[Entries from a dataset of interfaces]
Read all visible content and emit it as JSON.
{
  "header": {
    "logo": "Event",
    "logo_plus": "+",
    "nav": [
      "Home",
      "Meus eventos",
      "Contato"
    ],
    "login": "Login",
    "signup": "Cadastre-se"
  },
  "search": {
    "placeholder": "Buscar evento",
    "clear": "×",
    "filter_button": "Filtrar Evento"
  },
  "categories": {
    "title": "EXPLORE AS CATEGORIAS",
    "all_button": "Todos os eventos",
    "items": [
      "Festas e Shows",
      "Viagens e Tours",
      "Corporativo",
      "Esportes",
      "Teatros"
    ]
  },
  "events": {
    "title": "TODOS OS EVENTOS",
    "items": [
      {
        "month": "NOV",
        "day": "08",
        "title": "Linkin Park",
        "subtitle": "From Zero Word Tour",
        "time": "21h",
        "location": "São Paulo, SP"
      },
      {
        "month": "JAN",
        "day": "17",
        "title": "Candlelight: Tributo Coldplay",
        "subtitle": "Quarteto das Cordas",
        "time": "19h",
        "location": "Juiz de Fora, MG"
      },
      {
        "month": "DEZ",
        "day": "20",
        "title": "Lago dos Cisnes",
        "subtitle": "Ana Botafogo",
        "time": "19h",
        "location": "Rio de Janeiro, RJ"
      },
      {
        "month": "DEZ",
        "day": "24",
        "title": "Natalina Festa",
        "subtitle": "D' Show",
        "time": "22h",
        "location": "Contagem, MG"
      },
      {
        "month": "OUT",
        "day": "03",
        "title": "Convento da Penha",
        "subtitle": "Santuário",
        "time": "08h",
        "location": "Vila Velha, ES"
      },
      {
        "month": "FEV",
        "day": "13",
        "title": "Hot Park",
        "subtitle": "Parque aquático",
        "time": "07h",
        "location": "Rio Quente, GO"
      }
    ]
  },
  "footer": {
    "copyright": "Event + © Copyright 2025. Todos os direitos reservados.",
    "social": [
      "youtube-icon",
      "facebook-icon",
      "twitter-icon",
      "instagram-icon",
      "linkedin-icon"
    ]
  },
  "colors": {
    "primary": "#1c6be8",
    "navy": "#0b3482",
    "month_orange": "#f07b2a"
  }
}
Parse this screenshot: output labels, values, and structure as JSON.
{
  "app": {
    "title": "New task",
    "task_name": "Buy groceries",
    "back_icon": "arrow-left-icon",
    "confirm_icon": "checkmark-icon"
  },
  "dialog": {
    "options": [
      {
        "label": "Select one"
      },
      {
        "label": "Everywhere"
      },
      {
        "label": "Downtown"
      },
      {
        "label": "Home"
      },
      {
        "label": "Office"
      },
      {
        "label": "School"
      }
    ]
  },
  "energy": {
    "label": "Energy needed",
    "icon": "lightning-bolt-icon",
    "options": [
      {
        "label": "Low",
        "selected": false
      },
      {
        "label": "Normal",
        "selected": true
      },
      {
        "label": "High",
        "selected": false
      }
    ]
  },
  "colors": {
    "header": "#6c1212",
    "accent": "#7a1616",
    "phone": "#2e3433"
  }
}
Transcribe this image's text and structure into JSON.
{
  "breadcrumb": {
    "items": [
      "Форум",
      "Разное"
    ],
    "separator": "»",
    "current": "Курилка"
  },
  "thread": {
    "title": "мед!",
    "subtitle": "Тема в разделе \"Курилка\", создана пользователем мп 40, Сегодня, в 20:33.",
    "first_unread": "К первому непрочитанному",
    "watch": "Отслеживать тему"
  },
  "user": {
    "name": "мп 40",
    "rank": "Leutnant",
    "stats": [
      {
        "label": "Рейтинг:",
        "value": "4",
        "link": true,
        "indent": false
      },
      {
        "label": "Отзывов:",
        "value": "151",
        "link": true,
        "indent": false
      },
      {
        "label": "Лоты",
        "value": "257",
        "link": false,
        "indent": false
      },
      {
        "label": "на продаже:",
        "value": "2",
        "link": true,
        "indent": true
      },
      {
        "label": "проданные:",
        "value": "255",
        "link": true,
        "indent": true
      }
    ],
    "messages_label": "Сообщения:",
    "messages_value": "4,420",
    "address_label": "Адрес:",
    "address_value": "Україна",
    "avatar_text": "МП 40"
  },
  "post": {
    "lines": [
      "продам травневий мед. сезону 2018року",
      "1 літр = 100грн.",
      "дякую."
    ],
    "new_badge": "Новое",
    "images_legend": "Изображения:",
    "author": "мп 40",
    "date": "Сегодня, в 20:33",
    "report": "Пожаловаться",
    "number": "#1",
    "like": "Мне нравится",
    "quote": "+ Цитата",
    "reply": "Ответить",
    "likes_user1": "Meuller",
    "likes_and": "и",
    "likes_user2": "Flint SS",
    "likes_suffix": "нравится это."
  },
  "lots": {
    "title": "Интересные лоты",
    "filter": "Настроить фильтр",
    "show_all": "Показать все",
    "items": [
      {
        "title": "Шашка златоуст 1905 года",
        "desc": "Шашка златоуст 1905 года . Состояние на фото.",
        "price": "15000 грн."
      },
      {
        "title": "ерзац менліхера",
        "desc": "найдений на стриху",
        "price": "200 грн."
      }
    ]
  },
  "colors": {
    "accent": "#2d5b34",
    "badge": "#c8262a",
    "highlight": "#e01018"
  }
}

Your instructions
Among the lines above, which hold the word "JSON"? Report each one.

Solution for this task
Read all visible content and emit it as JSON.
Parse this screenshot: output labels, values, and structure as JSON.
Transcribe this image's text and structure into JSON.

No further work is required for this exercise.